In the days of his flesh, Jesus offered up prayers and supplications, with loud cries and tears, to him who was able to save him from death, and he was heard because of his reverence. (Hebrews 5:7)
Apparently, Jesus wept frequently as he prayed, crying out to God as he prayed for himself and for the people that he had come to save.
But here, in Luke 19, Jesus begins to weep in the middle of a party. As everyone is celebrating his rule and his reign, Jesus breaks down into tears over Jerusalem.
Why does he weep so bitterly despite being surrounded by such joy? Because Jerusalem was a rebellious city.
Now, we might expect Jesus to give these disciples the benefit of the doubt, especially as they lavished on him such expansive praise. It seems strange that Jesus’ most poignant recognition of Jerusalem’s rebellion should come at the height of Jerusalem’s recognition of Jesus’ Kingship, but that is exactly what is happening here.
In fact, it is precisely because the people of Jerusalem have come to greet him that Jesus is so deeply troubled by their rebellion. At the core of their hearts, Jesus perceives that they want nothing to do with him–at least, not on his terms. Certainly, they have uses for Jesus that they would be happy to direct him toward, but they do not actually want Jesus to be their king.
So, in the midst of this celebration, Jesus sees firsthand the joy of what his coming reign ought to be. He is able to see and smell and feel the celebration that should come to hail the incarnate Son of God.
And yet, Jerusalem still rejects Jesus’ terms of peace. “There would be peace,” Jesus says, “if only you had known the things that make for peace! If only you recognized the peace I offer you, turning from your sin and flying to me–and only me–for salvation.”

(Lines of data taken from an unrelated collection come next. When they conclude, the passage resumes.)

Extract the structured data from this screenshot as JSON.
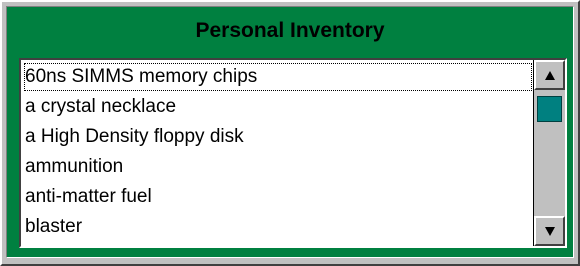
{
  "window": {
    "title": "Personal Inventory"
  },
  "inventory": {
    "items": [
      {
        "label": "60ns SIMMS memory chips"
      },
      {
        "label": "a crystal necklace"
      },
      {
        "label": "a High Density floppy disk"
      },
      {
        "label": "ammunition"
      },
      {
        "label": "anti-matter fuel"
      },
      {
        "label": "blaster"
      }
    ],
    "focused_index": 0,
    "scroll_position_fraction": 0.05
  },
  "scrollbar": {
    "up_icon": "arrow-up-icon",
    "down_icon": "arrow-down-icon"
  },
  "colors": {
    "panel": "#008040",
    "thumb": "#008080",
    "face": "#c0c0c0"
  }
}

But these unexpected rebels who had intended to enthrone Jesus actually reject him.
This was to be a day of joy and salvation and victory, but now their King turns the tables on them, insisting that the things that make for peace are now hidden from their eyes. They did not recognize their time of visitation, and now their time is up. Judgment is at hand, and Jerusalem stands on the brink of utter, complete annihilation.
“Visitation” in the Bible refers to God’s visiting his people for one of two purposes (or, sometimes, for both): either for salvation, or for judgment (see John Piper on this passage). Jesus had visited his people just as Zechariah had prophesied in Luke 1:68: “Blessed be the Lord God of Israel, for he has visited and redeemed his people…” But because of the hardness of their hearts, God’s visitation of his people through his Son Jesus Christ became a visitation of judgment and not of salvation.

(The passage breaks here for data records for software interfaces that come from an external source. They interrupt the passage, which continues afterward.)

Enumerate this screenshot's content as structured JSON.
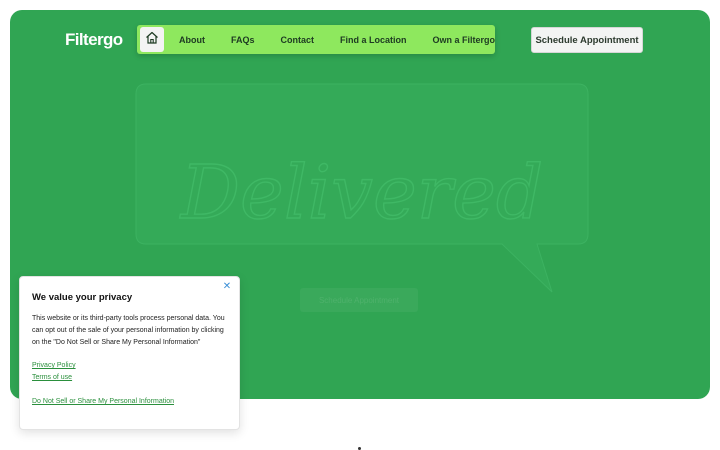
{
  "header": {
    "logo_text": "Filtergo",
    "nav": {
      "home_icon": "home-icon",
      "items": [
        {
          "label": "About"
        },
        {
          "label": "FAQs"
        },
        {
          "label": "Contact"
        },
        {
          "label": "Find a Location"
        },
        {
          "label": "Own a Filtergo"
        }
      ]
    },
    "cta_label": "Schedule Appointment"
  },
  "hero": {
    "background_color": "#30a553",
    "headline_script": "Delivered",
    "ghost_button_label": "Schedule Appointment"
  },
  "cookie_banner": {
    "title": "We value your privacy",
    "body": "This website or its third-party tools process personal data. You can opt out of the sale of your personal information by clicking on the \"Do Not Sell or Share My Personal Information\"",
    "links": {
      "privacy_policy": "Privacy Policy",
      "terms": "Terms of use",
      "do_not_sell": "Do Not Sell or Share My Personal Information"
    },
    "close_icon": "close-icon",
    "link_color": "#2a8f3c"
  },
  "colors": {
    "nav_bg": "#8ee85e",
    "cta_bg": "#f3f4f3"
  }
}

Don’t miss, though, the radical gospel truth even at this moment in salvation history: the judgment of God’s visitation would fall first on Jesus Christ, and only then on the rebels who rejected him. Jesus was heading into Jerusalem to receive the full wrath of God’s judgment against sinners in order that he might offer peace to those who believe in his name. Jesus faced unexpected judgment so that we could receive unexpected salvation.
But by 70 AD, Jesus’ prophecy had come true. Rome marched against Jerusalem, razing it to the ground so that no stone remained on top of another. Even still, this judgment is nothing compared to the judgment that Jesus himself will bring when he leads his own armies when he returns, destroying his enemies forever.

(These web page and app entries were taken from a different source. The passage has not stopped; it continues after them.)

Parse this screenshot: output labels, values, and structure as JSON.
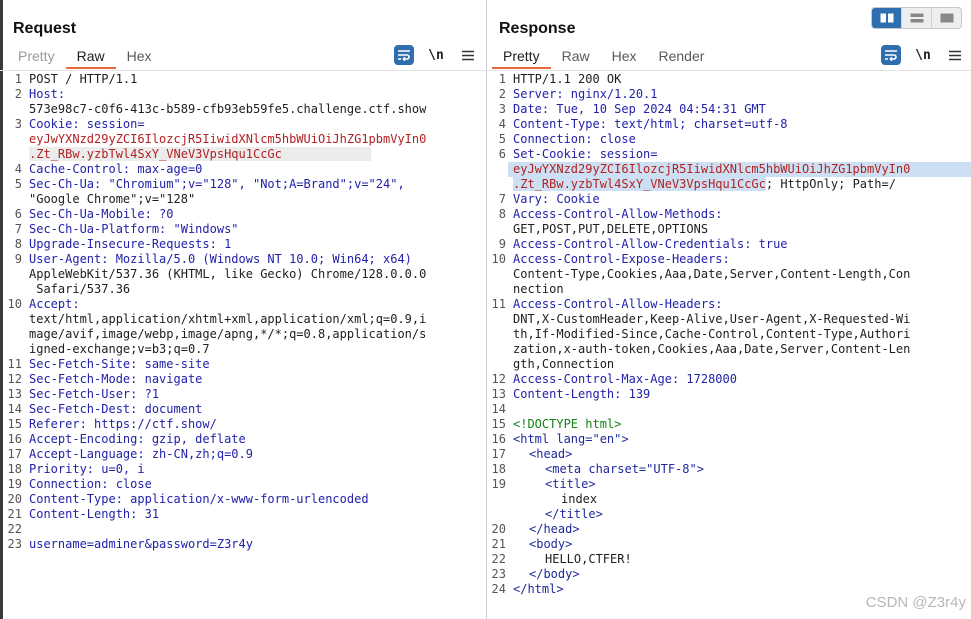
{
  "request": {
    "title": "Request",
    "tabs": [
      "Pretty",
      "Raw",
      "Hex"
    ],
    "active_tab": "Raw",
    "toolbar": {
      "newline_label": "\\n"
    },
    "lines": [
      "POST / HTTP/1.1",
      "Host:",
      "573e98c7-c0f6-413c-b589-cfb93eb59fe5.challenge.ctf.show",
      "Cookie: session=",
      "eyJwYXNzd29yZCI6IlozcjR5IiwidXNlcm5hbWUiOiJhZG1pbmVyIn0",
      ".Zt_RBw.yzbTwl4SxY_VNeV3VpsHqu1CcGc",
      "Cache-Control: max-age=0",
      "Sec-Ch-Ua: \"Chromium\";v=\"128\", \"Not;A=Brand\";v=\"24\",",
      "\"Google Chrome\";v=\"128\"",
      "Sec-Ch-Ua-Mobile: ?0",
      "Sec-Ch-Ua-Platform: \"Windows\"",
      "Upgrade-Insecure-Requests: 1",
      "User-Agent: Mozilla/5.0 (Windows NT 10.0; Win64; x64)",
      "AppleWebKit/537.36 (KHTML, like Gecko) Chrome/128.0.0.0",
      " Safari/537.36",
      "Accept:",
      "text/html,application/xhtml+xml,application/xml;q=0.9,i",
      "mage/avif,image/webp,image/apng,*/*;q=0.8,application/s",
      "igned-exchange;v=b3;q=0.7",
      "Sec-Fetch-Site: same-site",
      "Sec-Fetch-Mode: navigate",
      "Sec-Fetch-User: ?1",
      "Sec-Fetch-Dest: document",
      "Referer: https://ctf.show/",
      "Accept-Encoding: gzip, deflate",
      "Accept-Language: zh-CN,zh;q=0.9",
      "Priority: u=0, i",
      "Connection: close",
      "Content-Type: application/x-www-form-urlencoded",
      "Content-Length: 31",
      "",
      "username=adminer&password=Z3r4y"
    ]
  },
  "response": {
    "title": "Response",
    "tabs": [
      "Pretty",
      "Raw",
      "Hex",
      "Render"
    ],
    "active_tab": "Pretty",
    "toolbar": {
      "newline_label": "\\n"
    },
    "lines": [
      "HTTP/1.1 200 OK",
      "Server: nginx/1.20.1",
      "Date: Tue, 10 Sep 2024 04:54:31 GMT",
      "Content-Type: text/html; charset=utf-8",
      "Connection: close",
      "Set-Cookie: session=",
      "eyJwYXNzd29yZCI6IlozcjR5IiwidXNlcm5hbWUiOiJhZG1pbmVyIn0",
      ".Zt_RBw.yzbTwl4SxY_VNeV3VpsHqu1CcGc",
      "; HttpOnly; Path=/",
      "Vary: Cookie",
      "Access-Control-Allow-Methods:",
      "GET,POST,PUT,DELETE,OPTIONS",
      "Access-Control-Allow-Credentials: true",
      "Access-Control-Expose-Headers:",
      "Content-Type,Cookies,Aaa,Date,Server,Content-Length,Con",
      "nection",
      "Access-Control-Allow-Headers:",
      "DNT,X-CustomHeader,Keep-Alive,User-Agent,X-Requested-Wi",
      "th,If-Modified-Since,Cache-Control,Content-Type,Authori",
      "zation,x-auth-token,Cookies,Aaa,Date,Server,Content-Len",
      "gth,Connection",
      "Access-Control-Max-Age: 1728000",
      "Content-Length: 139",
      "",
      "<!DOCTYPE html>",
      "<html lang=\"en\">",
      "<head>",
      "<meta charset=\"UTF-8\">",
      "<title>",
      "index",
      "</title>",
      "</head>",
      "<body>",
      "HELLO,CTFER!",
      "</body>",
      "</html>"
    ]
  },
  "watermark": "CSDN @Z3r4y"
}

Even now, Jesus offers terms of peace. Repent from your sins and believe the gospel, that Jesus Christ has received judgment on the cross in your place, for your sins. Would that you knew the terms that make for peace!
But a day is coming when the terms that make for peace will be hidden from your eyes, blocked out by the radiance of the glory of Jesus Christ as he comes to judge the world. Do not remain rebellious, but kiss the Son while there is still time, lest he be angry, and you perish in the way.